“Why do we immediately associate luxury with wealth? One does not need to own to be able to enjoy,” photographer Thomas Demand said at a recent BMW-sponsored Design Talk that included a panel discussion on the concept of “Art and Design: Is Modesty the new Luxury?” Luxury, Demand continued, “ is a state of mind.” But while consumption may not be essential to channeling luxury, according to a recent piece in The Age, the high fashion industry isn’t suffering as a result of the global recession as much as one might presume. In fact, recent studies have shown that some brands are holding up surprisingly well. “Luxury brands have weathered the financial storm better than their mid-market counterparts,” says The Age. And “it has a lot to do with branding positioning.”

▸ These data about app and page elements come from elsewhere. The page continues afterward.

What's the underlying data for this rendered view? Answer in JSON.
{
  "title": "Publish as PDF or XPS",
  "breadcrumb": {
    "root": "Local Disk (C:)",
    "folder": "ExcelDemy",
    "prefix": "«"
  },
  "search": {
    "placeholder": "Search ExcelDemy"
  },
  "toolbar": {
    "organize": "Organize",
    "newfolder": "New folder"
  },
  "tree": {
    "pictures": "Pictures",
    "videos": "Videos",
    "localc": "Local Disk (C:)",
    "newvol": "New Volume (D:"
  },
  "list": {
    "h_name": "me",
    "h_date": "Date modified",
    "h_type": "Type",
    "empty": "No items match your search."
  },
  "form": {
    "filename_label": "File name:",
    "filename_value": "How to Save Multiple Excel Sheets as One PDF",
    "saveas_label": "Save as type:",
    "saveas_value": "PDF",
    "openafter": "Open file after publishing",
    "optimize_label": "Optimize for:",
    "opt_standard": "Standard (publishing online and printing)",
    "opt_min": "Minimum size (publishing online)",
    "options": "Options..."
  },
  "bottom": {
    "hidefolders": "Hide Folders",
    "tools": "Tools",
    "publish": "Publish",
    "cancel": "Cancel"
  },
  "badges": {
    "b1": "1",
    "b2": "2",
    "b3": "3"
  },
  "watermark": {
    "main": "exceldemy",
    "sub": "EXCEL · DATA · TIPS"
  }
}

In other words, recession thinking seems to be: Why buy five less expensive bags when you can buy one high-end purse? So while Coach is suffering, sales at Chanel are up from last year. Also holding up well: Louis Vuitton and Hermès. On the other end of the spectrum is Armani, a fashion house whose net worth has dropped significantly, which Milton Pedraza, chief executive of the Luxury Institute, blames on the brand spreading itself “too thin” thanks to offshoots like Armani Casa, Armani Hotels, and AX Armani Exchange. But, don’t feel too bad for Giorgio; the household name is still worth a hefty $2.8 billion.